What is needed
Return the complete listing without omission.

Records for this task
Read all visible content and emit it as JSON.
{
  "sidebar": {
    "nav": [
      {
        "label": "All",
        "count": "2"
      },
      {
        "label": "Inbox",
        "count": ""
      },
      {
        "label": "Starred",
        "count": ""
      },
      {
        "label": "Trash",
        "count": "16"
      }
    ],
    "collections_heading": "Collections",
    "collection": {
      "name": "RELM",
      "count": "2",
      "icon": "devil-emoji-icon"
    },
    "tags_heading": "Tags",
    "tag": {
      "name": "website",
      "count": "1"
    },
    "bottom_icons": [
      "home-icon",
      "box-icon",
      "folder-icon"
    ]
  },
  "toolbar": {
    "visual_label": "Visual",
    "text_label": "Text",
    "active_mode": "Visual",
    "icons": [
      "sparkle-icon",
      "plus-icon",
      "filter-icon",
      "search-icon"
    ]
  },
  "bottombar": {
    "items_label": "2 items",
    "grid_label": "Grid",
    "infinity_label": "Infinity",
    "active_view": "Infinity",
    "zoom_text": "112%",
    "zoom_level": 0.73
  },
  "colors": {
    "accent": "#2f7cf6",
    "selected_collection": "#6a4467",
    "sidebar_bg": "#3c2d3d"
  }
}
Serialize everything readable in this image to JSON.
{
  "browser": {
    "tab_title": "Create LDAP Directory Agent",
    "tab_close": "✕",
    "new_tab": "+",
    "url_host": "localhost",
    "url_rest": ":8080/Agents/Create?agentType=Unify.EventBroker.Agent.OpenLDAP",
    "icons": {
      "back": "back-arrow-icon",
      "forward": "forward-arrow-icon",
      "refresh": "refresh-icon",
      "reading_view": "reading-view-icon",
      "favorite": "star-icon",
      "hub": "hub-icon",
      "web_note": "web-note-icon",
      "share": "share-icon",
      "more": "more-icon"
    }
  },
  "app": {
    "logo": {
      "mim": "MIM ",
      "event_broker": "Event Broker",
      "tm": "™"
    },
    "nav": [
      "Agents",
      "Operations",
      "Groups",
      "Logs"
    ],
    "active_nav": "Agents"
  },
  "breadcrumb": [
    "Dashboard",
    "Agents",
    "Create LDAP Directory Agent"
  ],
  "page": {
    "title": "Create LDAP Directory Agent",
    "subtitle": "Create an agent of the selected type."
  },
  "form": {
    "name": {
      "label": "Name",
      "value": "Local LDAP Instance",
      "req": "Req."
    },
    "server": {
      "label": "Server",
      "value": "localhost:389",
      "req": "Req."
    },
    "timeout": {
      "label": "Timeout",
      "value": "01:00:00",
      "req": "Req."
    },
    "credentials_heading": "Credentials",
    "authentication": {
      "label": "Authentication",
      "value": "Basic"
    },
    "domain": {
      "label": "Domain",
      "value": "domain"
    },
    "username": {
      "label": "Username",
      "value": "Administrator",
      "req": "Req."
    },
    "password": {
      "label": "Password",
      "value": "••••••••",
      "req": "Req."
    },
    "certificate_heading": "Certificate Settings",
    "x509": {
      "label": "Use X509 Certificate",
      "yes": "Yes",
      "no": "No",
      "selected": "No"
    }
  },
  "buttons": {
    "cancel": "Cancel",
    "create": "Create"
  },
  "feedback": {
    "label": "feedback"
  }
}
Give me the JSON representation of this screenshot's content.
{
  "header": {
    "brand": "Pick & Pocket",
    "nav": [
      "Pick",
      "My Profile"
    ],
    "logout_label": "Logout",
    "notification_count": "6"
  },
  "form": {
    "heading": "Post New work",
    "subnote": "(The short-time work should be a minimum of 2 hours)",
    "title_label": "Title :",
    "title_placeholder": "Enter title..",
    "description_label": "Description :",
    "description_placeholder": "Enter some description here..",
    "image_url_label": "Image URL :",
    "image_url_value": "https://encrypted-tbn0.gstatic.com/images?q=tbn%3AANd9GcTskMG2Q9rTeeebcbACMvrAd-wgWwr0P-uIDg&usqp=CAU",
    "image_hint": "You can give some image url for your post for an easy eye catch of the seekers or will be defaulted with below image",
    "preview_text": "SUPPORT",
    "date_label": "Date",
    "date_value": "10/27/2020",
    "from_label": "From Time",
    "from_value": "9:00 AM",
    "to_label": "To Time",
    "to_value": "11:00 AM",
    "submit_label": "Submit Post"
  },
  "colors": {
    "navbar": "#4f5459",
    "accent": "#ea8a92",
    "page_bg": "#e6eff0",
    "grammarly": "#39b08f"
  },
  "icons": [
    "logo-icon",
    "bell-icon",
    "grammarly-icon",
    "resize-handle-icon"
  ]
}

Exercise result
Read all visible content and emit it as JSON.
{
  "sidebar": {
    "nav": [
      {
        "label": "All",
        "count": "2"
      },
      {
        "label": "Inbox",
        "count": ""
      },
      {
        "label": "Starred",
        "count": ""
      },
      {
        "label": "Trash",
        "count": "16"
      }
    ],
    "collections_heading": "Collections",
    "collection": {
      "name": "RELM",
      "count": "2",
      "icon": "devil-emoji-icon"
    },
    "tags_heading": "Tags",
    "tag": {
      "name": "website",
      "count": "1"
    },
    "bottom_icons": [
      "home-icon",
      "box-icon",
      "folder-icon"
    ]
  },
  "toolbar": {
    "visual_label": "Visual",
    "text_label": "Text",
    "active_mode": "Visual",
    "icons": [
      "sparkle-icon",
      "plus-icon",
      "filter-icon",
      "search-icon"
    ]
  },
  "bottombar": {
    "items_label": "2 items",
    "grid_label": "Grid",
    "infinity_label": "Infinity",
    "active_view": "Infinity",
    "zoom_text": "112%",
    "zoom_level": 0.73
  },
  "colors": {
    "accent": "#2f7cf6",
    "selected_collection": "#6a4467",
    "sidebar_bg": "#3c2d3d"
  }
}
Serialize everything readable in this image to JSON.
{
  "browser": {
    "tab_title": "Create LDAP Directory Agent",
    "tab_close": "✕",
    "new_tab": "+",
    "url_host": "localhost",
    "url_rest": ":8080/Agents/Create?agentType=Unify.EventBroker.Agent.OpenLDAP",
    "icons": {
      "back": "back-arrow-icon",
      "forward": "forward-arrow-icon",
      "refresh": "refresh-icon",
      "reading_view": "reading-view-icon",
      "favorite": "star-icon",
      "hub": "hub-icon",
      "web_note": "web-note-icon",
      "share": "share-icon",
      "more": "more-icon"
    }
  },
  "app": {
    "logo": {
      "mim": "MIM ",
      "event_broker": "Event Broker",
      "tm": "™"
    },
    "nav": [
      "Agents",
      "Operations",
      "Groups",
      "Logs"
    ],
    "active_nav": "Agents"
  },
  "breadcrumb": [
    "Dashboard",
    "Agents",
    "Create LDAP Directory Agent"
  ],
  "page": {
    "title": "Create LDAP Directory Agent",
    "subtitle": "Create an agent of the selected type."
  },
  "form": {
    "name": {
      "label": "Name",
      "value": "Local LDAP Instance",
      "req": "Req."
    },
    "server": {
      "label": "Server",
      "value": "localhost:389",
      "req": "Req."
    },
    "timeout": {
      "label": "Timeout",
      "value": "01:00:00",
      "req": "Req."
    },
    "credentials_heading": "Credentials",
    "authentication": {
      "label": "Authentication",
      "value": "Basic"
    },
    "domain": {
      "label": "Domain",
      "value": "domain"
    },
    "username": {
      "label": "Username",
      "value": "Administrator",
      "req": "Req."
    },
    "password": {
      "label": "Password",
      "value": "••••••••",
      "req": "Req."
    },
    "certificate_heading": "Certificate Settings",
    "x509": {
      "label": "Use X509 Certificate",
      "yes": "Yes",
      "no": "No",
      "selected": "No"
    }
  },
  "buttons": {
    "cancel": "Cancel",
    "create": "Create"
  },
  "feedback": {
    "label": "feedback"
  }
}
Give me the JSON representation of this screenshot's content.
{
  "header": {
    "brand": "Pick & Pocket",
    "nav": [
      "Pick",
      "My Profile"
    ],
    "logout_label": "Logout",
    "notification_count": "6"
  },
  "form": {
    "heading": "Post New work",
    "subnote": "(The short-time work should be a minimum of 2 hours)",
    "title_label": "Title :",
    "title_placeholder": "Enter title..",
    "description_label": "Description :",
    "description_placeholder": "Enter some description here..",
    "image_url_label": "Image URL :",
    "image_url_value": "https://encrypted-tbn0.gstatic.com/images?q=tbn%3AANd9GcTskMG2Q9rTeeebcbACMvrAd-wgWwr0P-uIDg&usqp=CAU",
    "image_hint": "You can give some image url for your post for an easy eye catch of the seekers or will be defaulted with below image",
    "preview_text": "SUPPORT",
    "date_label": "Date",
    "date_value": "10/27/2020",
    "from_label": "From Time",
    "from_value": "9:00 AM",
    "to_label": "To Time",
    "to_value": "11:00 AM",
    "submit_label": "Submit Post"
  },
  "colors": {
    "navbar": "#4f5459",
    "accent": "#ea8a92",
    "page_bg": "#e6eff0",
    "grammarly": "#39b08f"
  },
  "icons": [
    "logo-icon",
    "bell-icon",
    "grammarly-icon",
    "resize-handle-icon"
  ]
}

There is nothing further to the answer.